  • Habit to put windows the same way, e.g., document to read on left and editor on right (Ch.2)
  • Use Nagio for monitoring, so you get a dashboard of everything (Ch.2)
  • Set up routines to fill gas on Sunday, weekly meeting with boss, etc. (Ch.3)
  • Routine to clean up things, e.g. meet with delegates every Thursday to troubleshoot their problems and remove roadblocks (Ch.3)
    • e.g., unsubscribe mailing lists weekly, revise schedules first day every month
  • Always say “yes” to something, such as “should I write this down” (Ch.3)
  • Set up protocol for managing events, e.g. outages (Ch.3)
    • who reports, how frequent to update reports, who to focus on fixing problems
    • so we do not think when we’re in hurry
  • Set up automatic checks (Ch.3), for example
    • make it a habit to verify airflow of cooling fans whenever you pass by
    • always keep key card in pocket
    • run continous ping before plugging/unplugging cables
  • Set up filters for email, touch each email only once (Ch.10)
  • Use procmail for server-side filtering (Ch.10)
  • Set up “pickled email” folder to put old email at rest (Ch.10)
  • Do not use email as todo list, as it is ephemeral (Ch.10)
  • Use bash alias, set up host in ssh/config, use Makefile to automate tasks (Ch.13)

The Cycle system proposed by the book is the following:

  • Use a combined to-do list and schedule
  • get an organizer, either a PDA, or a PAA
    • it has to be portable, reliable, with calendar, daily to-do list and daily schedule, and some blank pages for long term tasks/goals
  • Write to-do list and schedule daily, block time for appointments of the day
    • unfinished to-do items are copied from yesterday, and adding new from a request tracking system
    • then prioritize or reschedule some item
    • to-do items should be manageable small chunks and with a time estimate; priority are assigned for short time and high impact tasks
  • Long term appointments mark in calendar of the month or year, until a day is set for it

The key to make this works:

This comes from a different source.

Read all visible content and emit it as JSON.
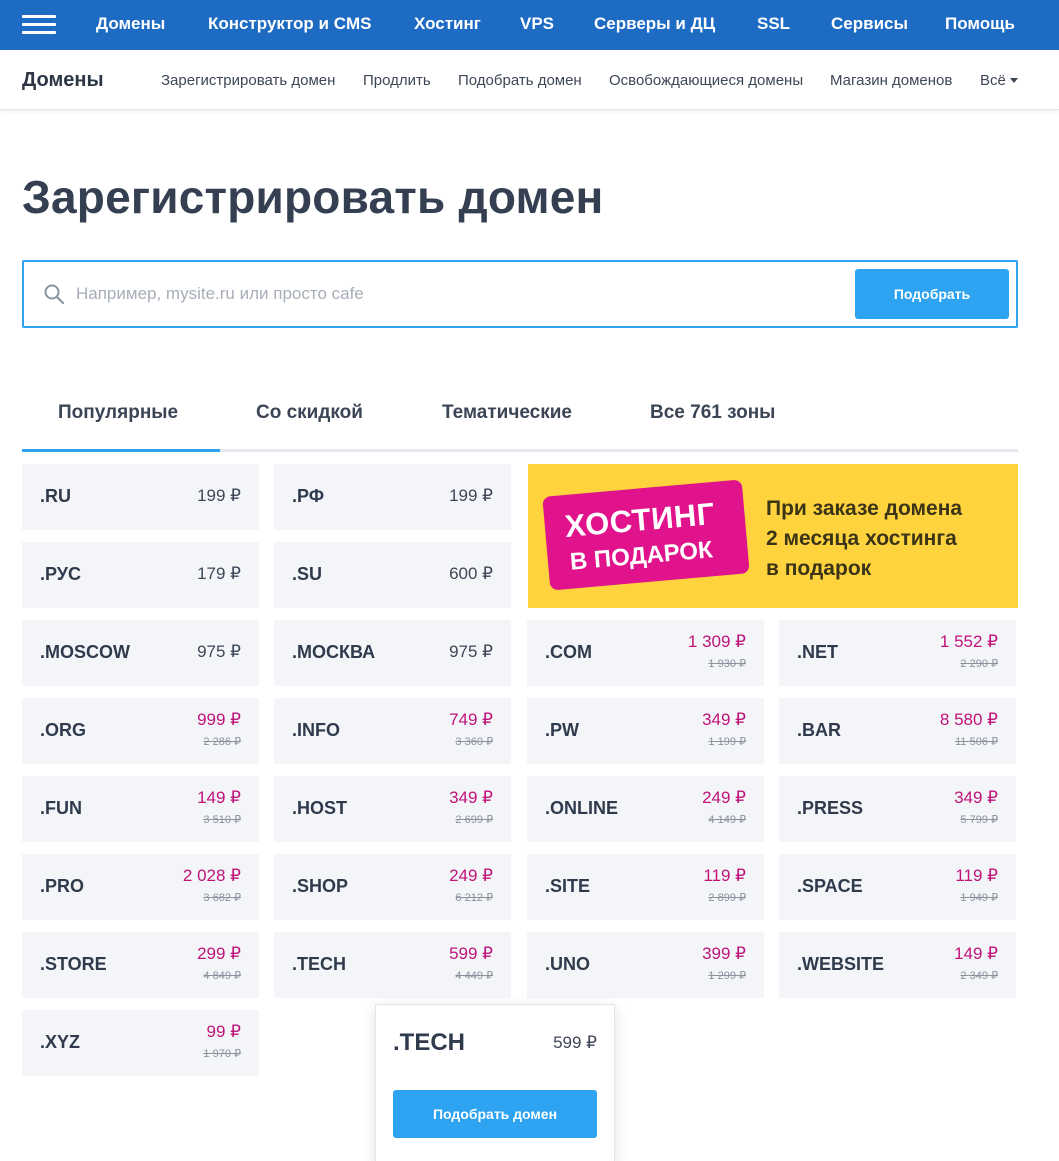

  • there should be a single calendar for personal and work lifes (or merged calendar views)
    • reason: reduce cognitive load, and easier to confirm time
  • need a request tracker, not to be confused with the to-do list
    • example: RT from Best Practical (or Trello?)
    • “delegate, record, do”: When issue comes, we try to delegate someone to do it, record in tracker if not urgent, or do it immediately if urgent
    • tracker should write down the exact deadline up to the minute (EOD, or 9am)
    • multitask are for “hurry up and wait”, e.g. download a large file, but when you wait, remember to put it down on to-do list so not forget to come back
  • tasks are prioritized by return of investments (ROI): do those that give biggest impact with least time involved first

Some other ideas that not fit into anything above:

  • high self-esteem allows you to take risks and give yourself the opportunity to win
  • manage your boss: make sure your boss knows your goals and work together with them
  • don’t solve a political issue with technology
  • sometimes your boss is measured in a way that unintentionally promotes bad behavior. They should either learn how to make better metrics or not manage using metrics
  • a person with martyr complex assumes that because she is paying such a great price to keep the company running, everyone owes her something. This is toxic
  • long vacation helps check if documentation is good and complete
  • smokers are relaxed at work, because they take breaks every couple hours
  • there are status meetings (report status) and work meetings (get things done), make it clear what people should expect to prepare for the right mindset, also helps facilitators to cut off inappropriate discussions
  • set meeting at strange time like 1:54pm so people will be curious to arrive on time to check out why

Bibliographic data

   title = "Time Management for System Administrators",
   author = "Thomas A. Limoncelli",
   year = "2006",
   publisher = "O'Reilly",
   address = "Sebastopol, CA",
   isbn = "978-0-596-00783-6",